Dawn Larsen, VP, TechOps at Starbucks, was Murali’s comrade in arms. Since that fateful crash day, Murali and Dawn were working together to discover an orchestration schema for their continuous learning agenda.
That’s when Dawn stumbled upon the inspirational story of Dave Brailsford, who applied the construct of ‘marginal gains’ to lead the British cycling team to their first Tour De France in 100 years, and their first Olympic Gold since 1908.
During his ten year helm from 2007 to 2017, British cyclists won 178 world championships and 66 Olympic or Paralympic gold medals, and captured 5 Tour de France victories in what is widely regarded as the most successful run in cycling history.
But what was this marginal gains concept?
The math behind marginal gains is profound – if you improve by 1% every day for a year, you’ll end up 37 times better by the time you’re done.
Here’s an excerpt from “Atomic Habits” that explains how the concept worked out in the cycling team.
“Brailsford and his coaches began by making small adjustments you might expect from a professional cycling team. They redesigned the bike seats to make them more comfortable.
When these and hundreds of other small improvements accumulated, the results came faster than anyone could have imagined.”
Murali was hooked. The more he researched the marginal gains concept, the more he was convinced that the approach would reap sweet fruit for his endeavor. 1% gains were synonymous with continuous learning, and incremental improvements were his key to compounding performance enhancement.
And thus began the journey that would lead to a zero-outage environment in 2019, 2020 and 2021.
Partnering with L&D
“When we shared our dilemmas with the learning team, the first thing that came to us was to review all existing training material. After auditing the material for a day, we realized there were two big issues with existing literature. One, all material was authored for the purpose of classroom training only, and two, it was dated.”
Having concluded that just classroom training would not be conducive to Murali’s vision of continuous learning, he started with baby steps towards everyday marginal gains.
“I started writing weekly emails to the team. These emails focused on our goals to increase orders & reduce downtime hours.”
“The email also articulated all the highlights and lowlights of the week. New initiatives were celebrated, and an orderly compliance framework was established for Site Reliability Engineers.”
Next up were weekly workshops around various engineering themes relevant to Starbucks’s systems.
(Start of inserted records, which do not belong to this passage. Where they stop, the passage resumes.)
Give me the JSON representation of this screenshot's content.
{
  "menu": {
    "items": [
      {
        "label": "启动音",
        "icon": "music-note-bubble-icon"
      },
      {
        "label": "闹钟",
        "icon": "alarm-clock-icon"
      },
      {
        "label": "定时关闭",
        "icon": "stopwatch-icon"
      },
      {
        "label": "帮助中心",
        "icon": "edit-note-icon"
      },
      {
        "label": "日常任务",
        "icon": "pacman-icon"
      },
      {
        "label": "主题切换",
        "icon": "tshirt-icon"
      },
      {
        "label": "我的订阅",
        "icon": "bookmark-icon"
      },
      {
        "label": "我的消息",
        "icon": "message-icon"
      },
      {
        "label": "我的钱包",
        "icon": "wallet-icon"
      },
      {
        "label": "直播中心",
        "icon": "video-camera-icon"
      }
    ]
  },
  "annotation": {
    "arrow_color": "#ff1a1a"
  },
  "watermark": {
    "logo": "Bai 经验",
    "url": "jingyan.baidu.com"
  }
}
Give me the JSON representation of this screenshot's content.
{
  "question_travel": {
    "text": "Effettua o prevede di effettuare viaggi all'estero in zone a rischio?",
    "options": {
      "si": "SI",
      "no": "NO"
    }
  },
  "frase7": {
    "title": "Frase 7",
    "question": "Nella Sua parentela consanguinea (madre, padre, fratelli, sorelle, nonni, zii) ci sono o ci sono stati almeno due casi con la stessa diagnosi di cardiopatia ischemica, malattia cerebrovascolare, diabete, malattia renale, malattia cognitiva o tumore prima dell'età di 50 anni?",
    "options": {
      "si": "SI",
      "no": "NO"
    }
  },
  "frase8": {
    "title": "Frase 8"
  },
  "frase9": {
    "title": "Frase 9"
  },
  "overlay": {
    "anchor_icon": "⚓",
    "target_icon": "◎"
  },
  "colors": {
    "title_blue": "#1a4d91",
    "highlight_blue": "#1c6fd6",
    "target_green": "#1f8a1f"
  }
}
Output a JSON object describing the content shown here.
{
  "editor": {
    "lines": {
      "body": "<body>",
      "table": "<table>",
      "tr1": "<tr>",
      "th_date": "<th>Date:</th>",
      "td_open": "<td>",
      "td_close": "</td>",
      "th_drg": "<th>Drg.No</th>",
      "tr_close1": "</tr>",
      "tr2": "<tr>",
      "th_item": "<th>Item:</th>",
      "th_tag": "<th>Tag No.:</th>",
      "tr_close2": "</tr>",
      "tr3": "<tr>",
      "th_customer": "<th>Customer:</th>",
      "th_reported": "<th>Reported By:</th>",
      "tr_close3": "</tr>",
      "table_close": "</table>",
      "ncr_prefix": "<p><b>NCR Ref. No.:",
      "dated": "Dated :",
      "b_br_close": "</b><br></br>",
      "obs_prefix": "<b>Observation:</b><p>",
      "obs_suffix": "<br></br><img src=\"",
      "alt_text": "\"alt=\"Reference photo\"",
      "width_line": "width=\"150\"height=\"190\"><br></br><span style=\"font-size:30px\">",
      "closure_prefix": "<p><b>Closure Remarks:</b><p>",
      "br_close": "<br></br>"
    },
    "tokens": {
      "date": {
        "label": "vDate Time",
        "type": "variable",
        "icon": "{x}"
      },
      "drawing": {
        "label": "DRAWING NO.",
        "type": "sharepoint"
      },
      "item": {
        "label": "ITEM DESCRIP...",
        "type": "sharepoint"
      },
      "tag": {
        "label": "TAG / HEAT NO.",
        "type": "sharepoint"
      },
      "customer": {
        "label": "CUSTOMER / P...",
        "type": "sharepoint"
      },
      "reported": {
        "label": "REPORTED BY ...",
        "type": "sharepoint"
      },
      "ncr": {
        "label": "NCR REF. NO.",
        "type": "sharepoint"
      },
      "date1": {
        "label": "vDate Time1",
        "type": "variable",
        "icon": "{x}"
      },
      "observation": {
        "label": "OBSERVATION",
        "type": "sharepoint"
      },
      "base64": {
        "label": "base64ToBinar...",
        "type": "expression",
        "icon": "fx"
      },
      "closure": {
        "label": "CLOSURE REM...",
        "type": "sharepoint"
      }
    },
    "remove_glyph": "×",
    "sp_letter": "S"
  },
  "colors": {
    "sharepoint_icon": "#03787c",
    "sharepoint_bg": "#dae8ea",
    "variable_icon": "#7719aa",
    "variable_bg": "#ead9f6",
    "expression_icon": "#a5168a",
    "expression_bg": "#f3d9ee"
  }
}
Murali, along with the L&D team, ensured there was sufficient buzz around each workshop.
“These workshops were methodical reflections of the week that went by. Outages hadn’t stopped, but each instance was capsuled into bite-sized learnings, which were delivered via workshops. The way we built a climax around these events was four-pronged. The workshop is just around the corner, the workshop has started, the workshop has so many participants, and finally, the workshop is over – here are the learnings.”
Few days down the road, these workshops were coupled with weekly service learnings with on-call engineers. These are strong parallels to peer-code reviews, but for Site Reliability operations.
Murali is proud of one initiative – Ask Murali Anything
“You see, Starbucks being the coffee innovator, had a cultural pillar that united employees, a coffee tasting ritual. Once every fortnight, employees would cheerfully gather around a round table and take sips of the latest brew on offer. We found an opportunity to turn this into an AMA, but with a twist. We named it “Ask Murali Anything”
“In every AMA, we redesigned our goals based on our progress last week. We celebrated small and large wins, made heroes out of on-call engineers, and micro-wins were celebrated as if we scaled Everest…”
“…what started as sparsely attended AMAs turned into full-houses soon.”
There is sufficient evidence that marginal gains were a viable strategy in Murali’s arsenal to build a sturdy engineering culture. For the next three years, Starbucks never faced an app failure during peak season. Would such a transformation be possible if Murali opted for the tried-and-tested route of conventional classroom learning? Debates could be rife. For now, it’s safe to say that everyday 1% improvement demonstrates principles and profit for Starbucks.